I don't actually recognise the person in the photo above. I do know that he was taking part in the Grand Match on the Lake of Menteith on February 7, 1979, when the pic was taken.
I know too that he's become guillible in recent years. He tends to believe what he's told. He's naive, trusting. He tries himself to be plain speaking, and abhors when people refuse to say things clearly, and mean what they say.
I was not at the Grand Match Committee meeting at the Lake of Menteith last Friday. I met some of the committee afterwards and came away fully believing that it wasn't any problem with the ice that had caused the Royal Club to cancel Tuesday's competition. Rather, I was given the impression - or I misinterpreted what was told me - that it was concerns over access, for example getting ambulances to the site in case of emergency.

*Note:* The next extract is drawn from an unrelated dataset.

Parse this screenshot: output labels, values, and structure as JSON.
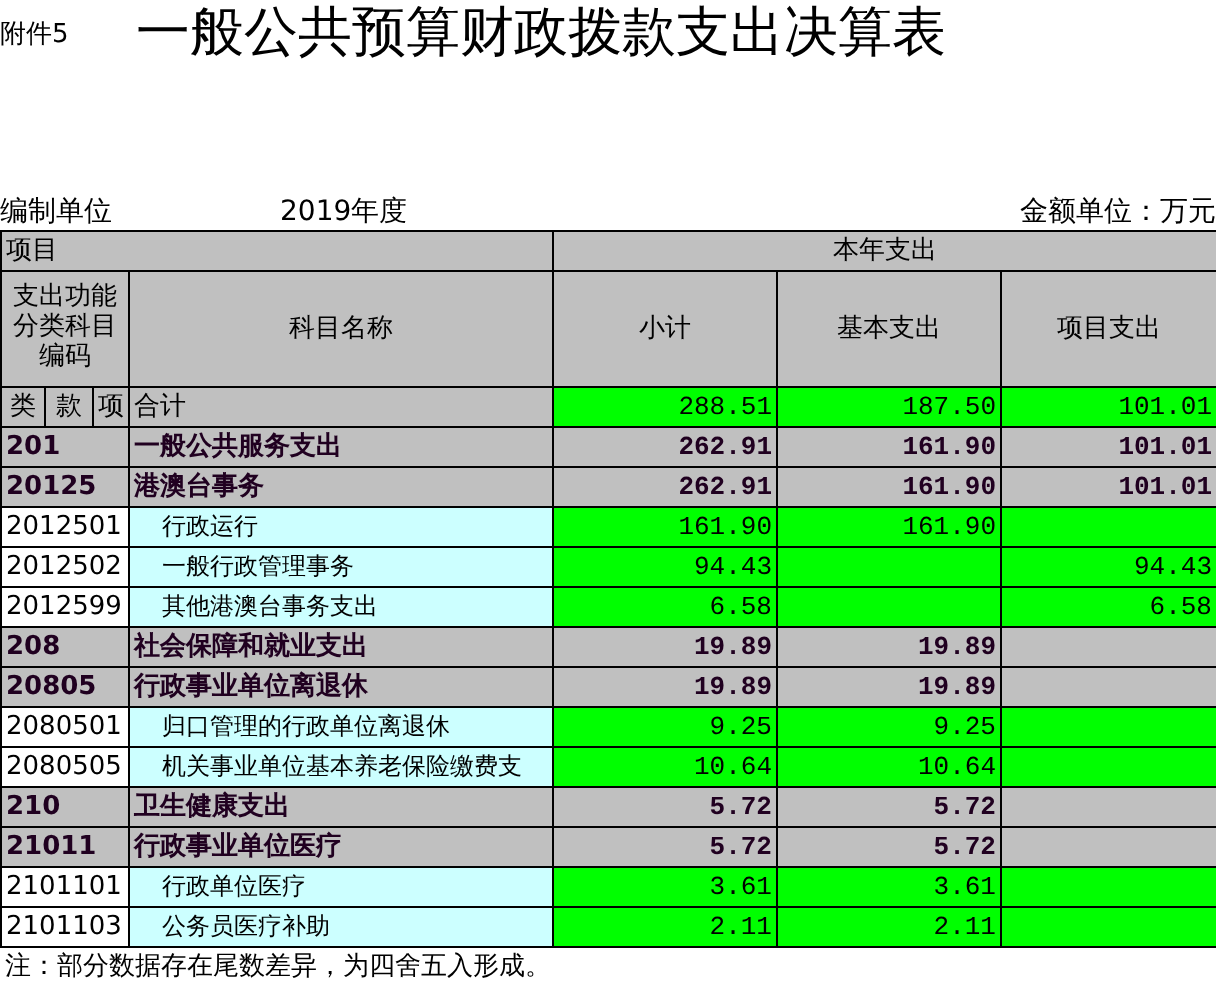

Turns out though, that the basic, fundamental, key difficulty, is indeed the ice. The Royal Club cannot find an expert who is willing to guarantee that seven inches (or more) of ice over the extent of the lake is indeed safe for curlers to play on. No 'expert', or academic is willing to take the risk of saying, "Of course, it's safe. You can drive a bus over it.." or whatever. And without that expert, the Health and Safety people won't give their approval, and that means no insurance can be obtained, and that means no Grand Match.
Read what Bill Marshall has written on the Royal Club website here. He hints at the above, but skitters around it somewhat. He says, "...the facts are - if we cannot guarantee that the ice is safe for the numbers the blue light brigade will not give their authorization. We have been in touch with various sources to try and get this information but have unsuccessful so far. If we do not have the authorization we would not be able to obtain insurance."
I spoke with Bill yesterday. I asked what the key concern was. I've summarised the answer above. Now, why could that not have been said clearly before, I don't know. I apologise if I misled anyone by claiming that the main problems were to do with access. Evidently they are not.
Now, Britain has led the world in polar exploration. They make television programmes based around driving over ice. Don't tell me that there are no consultants on 'Ice Road Truckers' who don't know what they are talking about. Where are the experts? Can they be found? Would any be brave enough to give guarantees?
Of course, if the absence of the ice thickness expert, and the lack of technology to test the evenness of the ice buildup, is really at the heart of things, then there will be no Grand Matches organised by the Royal Club on Loch Leven or Piper Dam, or anywhere for that matter. The problem is not confined to the Lake of Menteith.
There will be no 'official' Grand Matches ever again.
My best wishes go with everyone who plans to play on Tuesday regardless. Have fun, be safe, enjoy yourself, as that hairy character in the photo above did in 1979!